Friday, November 14, 2014

SC attorney general hints that he is ready to take marriage equality case to the Supreme Court

As to be expected, SC Attorney General Alan Wilson is digging real deep in order to keep marriage equality out of South Carolina. A recent article in The State  hinted that he is prepared to take it to the Supreme Court. And it because of that reason, Wilson is claiming, that the court should put a hold on the recent ruling bringing marriage equality to South Carolina:

Attorney General Alan Wilson has asked a federal appeals court to put on hold a judge's order allowing gay marriage in the state, warning that not doing so will cause irreparable damage to South Carolina.

U.S. District Judge Richard Gergel on Wednesday threw out the state's constitutional ban on same sex marriage and blocked any state official from enforcing it. But the judge wrote his order would not take effect until noon Nov. 20 so Wilson could appeal.
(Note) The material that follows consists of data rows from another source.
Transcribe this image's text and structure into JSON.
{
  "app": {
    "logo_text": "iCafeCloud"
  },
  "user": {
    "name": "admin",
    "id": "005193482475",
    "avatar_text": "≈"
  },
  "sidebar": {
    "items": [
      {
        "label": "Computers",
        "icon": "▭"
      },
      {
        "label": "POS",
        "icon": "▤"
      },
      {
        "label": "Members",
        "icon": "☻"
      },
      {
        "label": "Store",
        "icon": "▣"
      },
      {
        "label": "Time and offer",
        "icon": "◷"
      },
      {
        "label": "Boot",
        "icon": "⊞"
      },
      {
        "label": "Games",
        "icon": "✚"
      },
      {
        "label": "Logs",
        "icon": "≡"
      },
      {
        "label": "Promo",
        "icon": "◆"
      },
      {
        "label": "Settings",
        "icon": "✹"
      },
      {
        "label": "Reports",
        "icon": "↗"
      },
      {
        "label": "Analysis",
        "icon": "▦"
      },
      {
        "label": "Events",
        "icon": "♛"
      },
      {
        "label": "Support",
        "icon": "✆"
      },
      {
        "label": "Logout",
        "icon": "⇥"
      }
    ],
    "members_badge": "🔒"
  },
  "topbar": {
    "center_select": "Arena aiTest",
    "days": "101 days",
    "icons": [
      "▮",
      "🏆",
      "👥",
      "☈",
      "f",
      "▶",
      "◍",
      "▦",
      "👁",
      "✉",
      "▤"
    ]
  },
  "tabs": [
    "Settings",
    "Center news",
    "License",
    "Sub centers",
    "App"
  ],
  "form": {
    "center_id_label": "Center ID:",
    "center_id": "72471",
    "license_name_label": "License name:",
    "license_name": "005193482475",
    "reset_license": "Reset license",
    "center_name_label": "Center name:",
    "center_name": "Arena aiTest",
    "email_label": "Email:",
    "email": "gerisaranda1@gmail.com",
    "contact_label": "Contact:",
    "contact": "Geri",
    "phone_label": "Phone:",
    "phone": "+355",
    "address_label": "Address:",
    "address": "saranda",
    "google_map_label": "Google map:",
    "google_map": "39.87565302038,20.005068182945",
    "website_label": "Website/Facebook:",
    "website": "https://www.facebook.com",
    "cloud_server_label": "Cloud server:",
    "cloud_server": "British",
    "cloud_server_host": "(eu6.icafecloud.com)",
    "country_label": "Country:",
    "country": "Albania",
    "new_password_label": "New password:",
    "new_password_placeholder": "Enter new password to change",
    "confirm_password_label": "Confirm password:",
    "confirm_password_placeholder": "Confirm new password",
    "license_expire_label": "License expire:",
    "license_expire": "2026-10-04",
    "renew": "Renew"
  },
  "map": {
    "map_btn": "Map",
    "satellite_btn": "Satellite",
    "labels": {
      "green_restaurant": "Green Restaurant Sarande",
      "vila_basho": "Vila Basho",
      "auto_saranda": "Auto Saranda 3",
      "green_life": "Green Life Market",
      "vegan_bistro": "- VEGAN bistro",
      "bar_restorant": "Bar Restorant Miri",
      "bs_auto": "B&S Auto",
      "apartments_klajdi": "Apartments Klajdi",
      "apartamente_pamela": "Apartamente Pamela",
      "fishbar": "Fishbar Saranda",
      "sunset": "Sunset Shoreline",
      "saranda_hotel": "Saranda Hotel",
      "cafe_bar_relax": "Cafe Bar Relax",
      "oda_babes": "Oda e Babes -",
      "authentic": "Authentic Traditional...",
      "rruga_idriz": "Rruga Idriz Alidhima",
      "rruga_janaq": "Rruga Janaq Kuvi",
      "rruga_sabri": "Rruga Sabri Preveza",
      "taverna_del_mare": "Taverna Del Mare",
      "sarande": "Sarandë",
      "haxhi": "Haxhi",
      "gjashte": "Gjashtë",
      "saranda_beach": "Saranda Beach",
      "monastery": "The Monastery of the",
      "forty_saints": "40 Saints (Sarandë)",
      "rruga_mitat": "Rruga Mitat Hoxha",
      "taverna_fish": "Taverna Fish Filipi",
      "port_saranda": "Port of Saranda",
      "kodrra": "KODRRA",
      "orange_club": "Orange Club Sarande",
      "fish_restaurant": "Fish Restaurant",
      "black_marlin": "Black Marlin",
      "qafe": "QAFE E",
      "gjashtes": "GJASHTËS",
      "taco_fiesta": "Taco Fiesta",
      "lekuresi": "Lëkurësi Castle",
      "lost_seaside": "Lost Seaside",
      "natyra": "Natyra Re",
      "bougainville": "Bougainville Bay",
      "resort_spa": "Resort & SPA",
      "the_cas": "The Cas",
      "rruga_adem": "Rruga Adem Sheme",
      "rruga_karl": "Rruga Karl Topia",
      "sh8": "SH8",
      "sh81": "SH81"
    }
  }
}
Wilson asked the 4th U.S. Circuit Court of Appeals in Richmond, Virginia, on Thursday to stay the judge's order until the entire appeals panel can consider the issue.

In the alternative, if the appeals court doesn't issue a stay, Wilson asked for time to appeal to the U.S. Supreme Court.
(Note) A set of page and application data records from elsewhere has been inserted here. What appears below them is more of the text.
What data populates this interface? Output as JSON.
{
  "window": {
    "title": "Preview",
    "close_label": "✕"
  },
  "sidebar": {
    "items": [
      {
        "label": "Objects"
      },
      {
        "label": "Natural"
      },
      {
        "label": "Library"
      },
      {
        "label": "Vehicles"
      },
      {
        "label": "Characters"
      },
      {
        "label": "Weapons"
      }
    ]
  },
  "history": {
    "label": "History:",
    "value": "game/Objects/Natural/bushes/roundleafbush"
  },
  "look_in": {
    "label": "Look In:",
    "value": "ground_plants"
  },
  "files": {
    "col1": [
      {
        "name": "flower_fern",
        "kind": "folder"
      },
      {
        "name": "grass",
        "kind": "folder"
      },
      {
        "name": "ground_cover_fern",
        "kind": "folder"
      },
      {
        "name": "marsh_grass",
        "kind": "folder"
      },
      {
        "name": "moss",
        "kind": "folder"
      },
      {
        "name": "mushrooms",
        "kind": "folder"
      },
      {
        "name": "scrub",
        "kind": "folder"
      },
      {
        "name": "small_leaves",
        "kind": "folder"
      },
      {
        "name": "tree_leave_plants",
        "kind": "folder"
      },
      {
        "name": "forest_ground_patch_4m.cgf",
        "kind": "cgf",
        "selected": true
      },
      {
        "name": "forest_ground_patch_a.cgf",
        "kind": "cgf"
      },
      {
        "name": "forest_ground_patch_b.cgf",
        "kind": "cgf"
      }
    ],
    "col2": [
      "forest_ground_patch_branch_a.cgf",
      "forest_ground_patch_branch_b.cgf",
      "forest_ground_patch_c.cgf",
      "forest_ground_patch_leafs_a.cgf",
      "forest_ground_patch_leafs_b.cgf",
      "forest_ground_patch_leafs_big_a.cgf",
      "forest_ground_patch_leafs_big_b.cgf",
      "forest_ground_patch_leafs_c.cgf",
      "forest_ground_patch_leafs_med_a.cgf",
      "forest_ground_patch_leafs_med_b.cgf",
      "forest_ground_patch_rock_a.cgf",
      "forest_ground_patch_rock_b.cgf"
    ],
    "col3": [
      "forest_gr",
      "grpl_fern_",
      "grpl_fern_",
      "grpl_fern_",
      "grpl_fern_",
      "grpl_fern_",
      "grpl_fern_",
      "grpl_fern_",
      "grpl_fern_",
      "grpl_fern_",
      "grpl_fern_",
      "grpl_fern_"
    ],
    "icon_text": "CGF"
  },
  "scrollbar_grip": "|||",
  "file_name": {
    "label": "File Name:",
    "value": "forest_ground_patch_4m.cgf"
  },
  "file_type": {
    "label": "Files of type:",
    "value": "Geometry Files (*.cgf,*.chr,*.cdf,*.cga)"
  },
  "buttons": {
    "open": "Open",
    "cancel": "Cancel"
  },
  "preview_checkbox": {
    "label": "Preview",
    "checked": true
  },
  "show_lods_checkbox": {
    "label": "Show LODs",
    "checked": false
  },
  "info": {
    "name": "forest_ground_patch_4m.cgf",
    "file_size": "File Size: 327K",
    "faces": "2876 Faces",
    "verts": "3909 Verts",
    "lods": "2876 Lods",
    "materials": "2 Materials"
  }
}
Here is where it gets interesting:

The 4th Circuit has already struck down Virginia's gay marriage ban, a 2-1 ruling that applied to other states in the circuit. The U.S. Supreme Court refused to hear an appeal of that case last month and South Carolina remains the only state in the circuit refusing to allow such marriages.

In asking for the stay, Wilson argued the dissenting opinion in the Virginia case was the correct one.
That opinion supports South Carolina's position that "same-sex marriage restrictions do not discriminate on the basis of sex and that South Carolina's definition of marriage, dating from colonial times, a union of a man and a woman is supported by rational grounds," Wilson wrote in his request.
He warned that without a stay South Carolina will suffer harm because same-sex marriages will go forward only to cause legal confusion about the status of those married if the state prevails.

In other words, Wilson is prepared to take this as far as it can go. I wonder how much of the taxpayers money will he be using?

Read more here:

Read more here:

1 comment:

Patrick said...

Considering how a very similar situation just played out in Kansas, this guy's appeal will probably get smacked down in a matter of days. Kansas tried to appeal the ruling there, but both the 10th Circuit and the Supreme Court took one look at the appeal and dismissed it.